Days after the 2016 election, New York Times columnist David Brooks wrote that “we simply don’t yet know how much racism or misogyny motivated Trump voters.” That’s not entirely true. Trump’s election provides an important case study in exploring how racism and misogyny galvanized support for an authoritarian populist — and how progressives can fight back against these attacks. Trump’s model of white exclusionary populism and explicit racism will become a more viable electoral strategy as whites begin to see themselves as a group facing discrimination and as racial resentment further sorts the public along partisan lines.
Education or Resentment?
In a new presentation (soon to be a working paper), political scientist Brian Schaffner explores how racism and misogyny predict support for Trump. The survey Schaffner used includes 2,000 respondents and was performed Oct 25-31 by YouGov. The racism questions place respondents on a six-point scale with the statements below from “strongly agree” to “strongly disagree”:
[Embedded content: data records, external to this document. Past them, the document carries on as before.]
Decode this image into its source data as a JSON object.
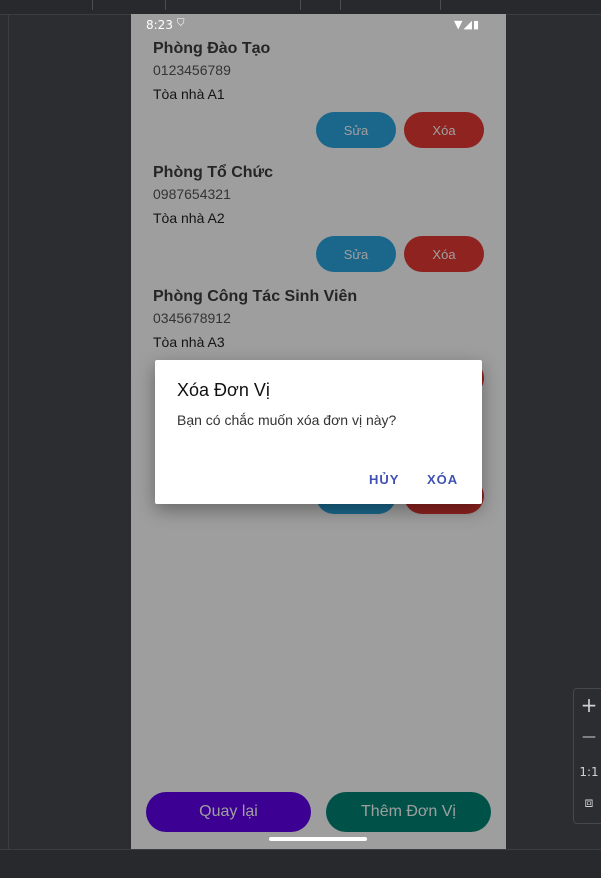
{
  "status_bar": {
    "time": "8:23",
    "shield_icon": "shield-icon",
    "right_icons": "wifi-icon signal-icon battery-icon"
  },
  "units": [
    {
      "name": "Phòng Đào Tạo",
      "phone": "0123456789",
      "building": "Tòa nhà A1"
    },
    {
      "name": "Phòng Tổ Chức",
      "phone": "0987654321",
      "building": "Tòa nhà A2"
    },
    {
      "name": "Phòng Công Tác Sinh Viên",
      "phone": "0345678912",
      "building": "Tòa nhà A3"
    }
  ],
  "item_buttons": {
    "edit": "Sửa",
    "delete": "Xóa"
  },
  "bottom_buttons": {
    "back": "Quay lại",
    "add": "Thêm Đơn Vị"
  },
  "dialog": {
    "title": "Xóa Đơn Vị",
    "message": "Bạn có chắc muốn xóa đơn vị này?",
    "cancel": "HỦY",
    "confirm": "XÓA"
  },
  "zoom_panel": {
    "plus": "+",
    "minus": "—",
    "ratio": "1:1"
  },
  "colors": {
    "edit": "#2aa7e0",
    "delete": "#e53935",
    "back": "#6200ee",
    "add": "#018577",
    "dialog_action": "#3f51b5"
  }
}
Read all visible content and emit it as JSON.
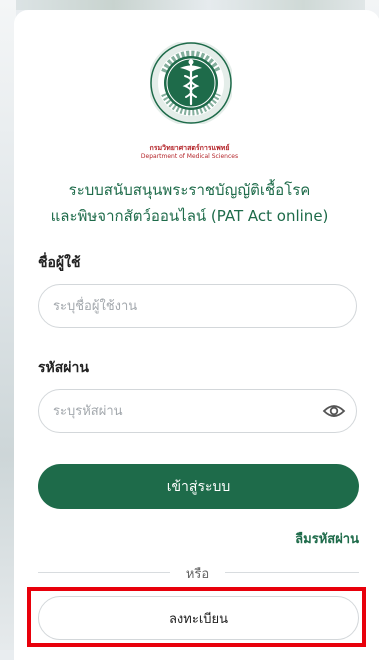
{
  "logo": {
    "ring_text": "กระทรวงสาธารณสุข MINISTRY OF PUBLIC HEALTH",
    "org_name_th": "กรมวิทยาศาสตร์การแพทย์",
    "org_name_en": "Department of Medical Sciences",
    "icon": "caduceus-seal-icon"
  },
  "title": {
    "line1": "ระบบสนับสนุนพระราชบัญญัติเชื้อโรค",
    "line2": "และพิษจากสัตว์ออนไลน์ (PAT Act online)"
  },
  "form": {
    "username_label": "ชื่อผู้ใช้",
    "username_placeholder": "ระบุชื่อผู้ใช้งาน",
    "password_label": "รหัสผ่าน",
    "password_placeholder": "ระบุรหัสผ่าน",
    "show_password_icon": "eye-icon",
    "login_label": "เข้าสู่ระบบ",
    "forgot_label": "ลืมรหัสผ่าน",
    "or_label": "หรือ",
    "register_label": "ลงทะเบียน"
  },
  "colors": {
    "primary": "#1e6b4a",
    "seal_red": "#b4252a",
    "highlight": "#e8000b"
  }
}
- I am angry that racism exists.
- White people in the U.S. have certain advantages because of the color of their skin.
- Racial problems in the U.S. are rare, isolated situations
Schaffner also examined sexism, which was measured by asking respondents to agree or disagree with the statements below (on a five-point scale):
- Many women are actually seeking special favors, such as hiring policies that favor them over men, under the guise of asking for equality.
- Women are too easily offended.
- Women seek to gain power by getting control over men.
- When women lose to men in a fair competition, they typically complain about being discriminated against.
He also explored economic peril or anxiety with the question, “All things considered, how satisfied are you with your overall economic situation?” The chart below shows that racism and sexism predict support for Trump more than they…